Latin America has quickly become the new go-to spot for investors, with even the country of China having pledged a sum of $250 billion within the next ten years.
Colombia is one of many markets, which has emerged as a new luxurious travel destination, and therefore a prime spot for an investment. In 2014 alone, over $600 million poured into Colombia from foreign investors. Even Silicon Valley has started to take notice of this country, with Mark Zuckerberg hosting Facebook’s first overseas town hall in the city of Bogota.
Despite its notorious background and history, the country expects to see its economy triple from the point it was at a decade ago. Much of that growth stems from the 50% increase in the middle class, a rise that has piqued the most attention among American investors. Colombia has definitely taken notice in the recent interest, recently announcing an initiative called PIPE 2.0 Plan, designed to boost growth and development in potential investment areas such as education, tourism and industrial production.
So, are you ready to invest in Latin America? Here are a few options to get started:
Real Estate Investment Trusts (REITs)
Investing in real estate is a great way to get in on the Latin American economic boom. One way to do this is through Real Estate Investment Trusts, or REITs, which are companies that allow investors to invest in real estate and earn long-term income streams. REITs pay all income as dividends to shareholders so there are definite short-term payouts. In addition, investors get to invest in real estate without the hassle of purchasing the property themselves. REITs have recently shown high returns, including a 19.2% return seen in 2014 on the S&P Global REIT Index. Another option for potential real estate investors is REOCs, which are similar to REITs, but do not pay out dividends, instead investing income into other properties.
Purchasing property directly
For investors who are interested in breaking into the Latin America real estate market, but not so keen on the idea of a REIT, consider purchasing property directly through an agent or lawyer. Finding a local real estate agent to help you on your search will make it easier to move through the process quickly while still following legalities of the Latin American country you may not be as familiar with as your agent.
Remember the middle class
As the middle class continues to grow in countries like Colombia and the rest of Latin America, so will stocks for consumer items and industries including media, real estate, and technology.
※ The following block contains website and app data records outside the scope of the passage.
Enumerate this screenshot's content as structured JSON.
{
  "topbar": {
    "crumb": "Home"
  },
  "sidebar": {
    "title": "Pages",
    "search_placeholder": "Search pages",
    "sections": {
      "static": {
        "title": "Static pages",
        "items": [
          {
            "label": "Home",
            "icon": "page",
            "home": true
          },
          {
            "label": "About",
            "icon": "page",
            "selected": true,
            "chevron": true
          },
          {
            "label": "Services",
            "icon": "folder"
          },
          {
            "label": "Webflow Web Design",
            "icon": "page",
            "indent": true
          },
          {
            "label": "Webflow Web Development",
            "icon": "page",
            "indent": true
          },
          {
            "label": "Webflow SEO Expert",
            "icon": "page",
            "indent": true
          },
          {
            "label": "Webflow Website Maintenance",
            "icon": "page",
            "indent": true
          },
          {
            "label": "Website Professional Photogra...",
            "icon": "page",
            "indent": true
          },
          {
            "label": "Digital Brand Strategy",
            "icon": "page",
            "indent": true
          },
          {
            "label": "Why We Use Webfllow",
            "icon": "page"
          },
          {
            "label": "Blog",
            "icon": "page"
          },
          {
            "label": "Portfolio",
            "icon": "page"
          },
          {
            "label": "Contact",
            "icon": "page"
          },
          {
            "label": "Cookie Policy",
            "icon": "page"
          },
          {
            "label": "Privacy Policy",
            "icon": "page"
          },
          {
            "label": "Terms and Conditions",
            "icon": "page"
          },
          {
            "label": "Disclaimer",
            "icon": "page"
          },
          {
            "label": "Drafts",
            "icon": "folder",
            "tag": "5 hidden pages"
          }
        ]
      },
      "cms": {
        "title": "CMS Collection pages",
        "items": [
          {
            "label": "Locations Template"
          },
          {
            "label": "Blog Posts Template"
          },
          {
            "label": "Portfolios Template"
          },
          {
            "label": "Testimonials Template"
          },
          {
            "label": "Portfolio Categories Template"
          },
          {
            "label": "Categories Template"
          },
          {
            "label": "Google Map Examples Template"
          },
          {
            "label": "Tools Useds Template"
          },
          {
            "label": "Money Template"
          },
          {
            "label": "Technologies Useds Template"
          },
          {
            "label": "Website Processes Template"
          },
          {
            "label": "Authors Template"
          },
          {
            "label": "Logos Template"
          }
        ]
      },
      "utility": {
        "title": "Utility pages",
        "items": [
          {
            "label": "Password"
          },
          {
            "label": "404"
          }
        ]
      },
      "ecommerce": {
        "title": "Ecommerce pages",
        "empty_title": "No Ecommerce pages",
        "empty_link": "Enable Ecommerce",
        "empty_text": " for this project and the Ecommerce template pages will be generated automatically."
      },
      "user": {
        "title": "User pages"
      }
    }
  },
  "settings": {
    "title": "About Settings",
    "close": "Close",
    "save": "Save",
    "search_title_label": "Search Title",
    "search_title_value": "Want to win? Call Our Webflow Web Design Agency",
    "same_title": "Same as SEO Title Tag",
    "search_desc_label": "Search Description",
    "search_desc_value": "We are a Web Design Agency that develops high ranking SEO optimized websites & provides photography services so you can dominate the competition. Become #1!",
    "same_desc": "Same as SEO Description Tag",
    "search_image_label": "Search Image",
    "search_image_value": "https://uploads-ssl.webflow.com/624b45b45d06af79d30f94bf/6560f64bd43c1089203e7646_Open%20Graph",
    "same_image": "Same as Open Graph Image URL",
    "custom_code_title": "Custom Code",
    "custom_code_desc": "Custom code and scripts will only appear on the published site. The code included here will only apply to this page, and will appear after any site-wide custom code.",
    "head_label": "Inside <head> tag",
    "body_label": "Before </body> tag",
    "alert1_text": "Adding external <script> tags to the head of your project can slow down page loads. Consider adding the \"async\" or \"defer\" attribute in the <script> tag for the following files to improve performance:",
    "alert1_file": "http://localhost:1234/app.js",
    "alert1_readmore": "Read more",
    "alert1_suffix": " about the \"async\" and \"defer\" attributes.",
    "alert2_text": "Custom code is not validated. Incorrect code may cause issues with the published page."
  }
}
When choosing which foreign stocks to invest in, consider where this booming population will be directing their purchasing power to before making a decision.
In the last few years, Facebook, Google and Microsoft have all opened offices in Bogota, with Facebook founder, Zuckerberg, pledging to bring free internet to the country. Why the sudden interest in Colombia? Between 2007 and 2012, the country saw a 177% increase in the tech industry, hitting $6.8 billion. However, Silicon Valley is not doing all of the heavy lifting. Many Colombian companies have led this power surge, and they plan to continue to do so in the future, so investors take note.
The energy search
Many have started to seek for alternative sources of energy, and that this search has led them directly to Latin America, where companies like the EcoPetrol of Colombia and PetroleoBrasileiro of Brazil are sure to benefit. The Western world as a whole will surely start looking towards Latin America and these alternative energy companies for new hope in moving away from oil dependence.
Do not forget about bonds and commodities
Do not get stuck with investing solely in equities when branching out to the Latin American market for the first time. Diversifying your Latin American portfolio is just as essential as diversifying your American investment portfolio. Consider investing in a Latin American corporate or sovereign bond, which surprisingly, sometimes have higher yields than American or European bonds would.
In 2011, Colombian bonds were upgraded by the three major agencies, officially joining the investment-grade club. Commodities, especially the timber industry that could do fairly well in a time of increased development and construction, are also a good choice to diversify investment portfolios in Latin America.